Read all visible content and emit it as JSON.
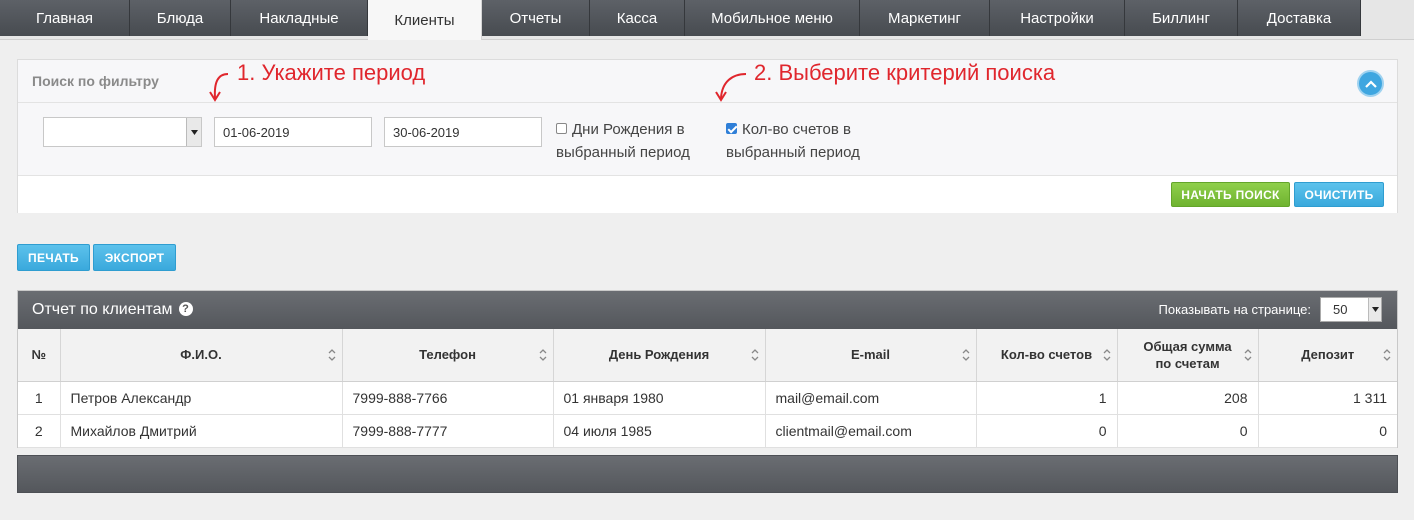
{
  "nav": {
    "tabs": [
      "Главная",
      "Блюда",
      "Накладные",
      "Клиенты",
      "Отчеты",
      "Касса",
      "Мобильное меню",
      "Маркетинг",
      "Настройки",
      "Биллинг",
      "Доставка"
    ],
    "active": "Клиенты"
  },
  "filter": {
    "title": "Поиск по фильтру",
    "select_value": "",
    "date_from": "01-06-2019",
    "date_to": "30-06-2019",
    "birthdays_label_1": "Дни Рождения в",
    "birthdays_label_2": "выбранный период",
    "birthdays_checked": false,
    "bills_label_1": "Кол-во счетов в",
    "bills_label_2": "выбранный период",
    "bills_checked": true,
    "search_button": "Начать поиск",
    "clear_button": "Очистить"
  },
  "annotations": {
    "step1": "1. Укажите период",
    "step2": "2. Выберите критерий поиска"
  },
  "actions": {
    "print": "Печать",
    "export": "Экспорт"
  },
  "report": {
    "title": "Отчет по клиентам",
    "help": "?",
    "per_page_label": "Показывать на странице:",
    "per_page_value": "50",
    "columns": [
      "№",
      "Ф.И.О.",
      "Телефон",
      "День Рождения",
      "E-mail",
      "Кол-во счетов",
      "Общая сумма по счетам",
      "Депозит"
    ],
    "columns_wrapped": {
      "total_1": "Общая сумма",
      "total_2": "по счетам"
    },
    "rows": [
      {
        "no": "1",
        "name": "Петров Александр",
        "phone": "7999-888-7766",
        "birthday": "01 января 1980",
        "email": "mail@email.com",
        "bills": "1",
        "total": "208",
        "deposit": "1 311"
      },
      {
        "no": "2",
        "name": "Михайлов Дмитрий",
        "phone": "7999-888-7777",
        "birthday": "04 июля 1985",
        "email": "clientmail@email.com",
        "bills": "0",
        "total": "0",
        "deposit": "0"
      }
    ]
  },
  "colors": {
    "annotation": "#e0262d",
    "green_button": "#7cc13c",
    "blue_button": "#45b0e1",
    "header_dark": "#5e6166"
  }
}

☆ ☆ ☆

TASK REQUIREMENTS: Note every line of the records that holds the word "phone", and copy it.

RESPONSE TO THIS TASK:
        "phone": "7999-888-7766",
        "phone": "7999-888-7777",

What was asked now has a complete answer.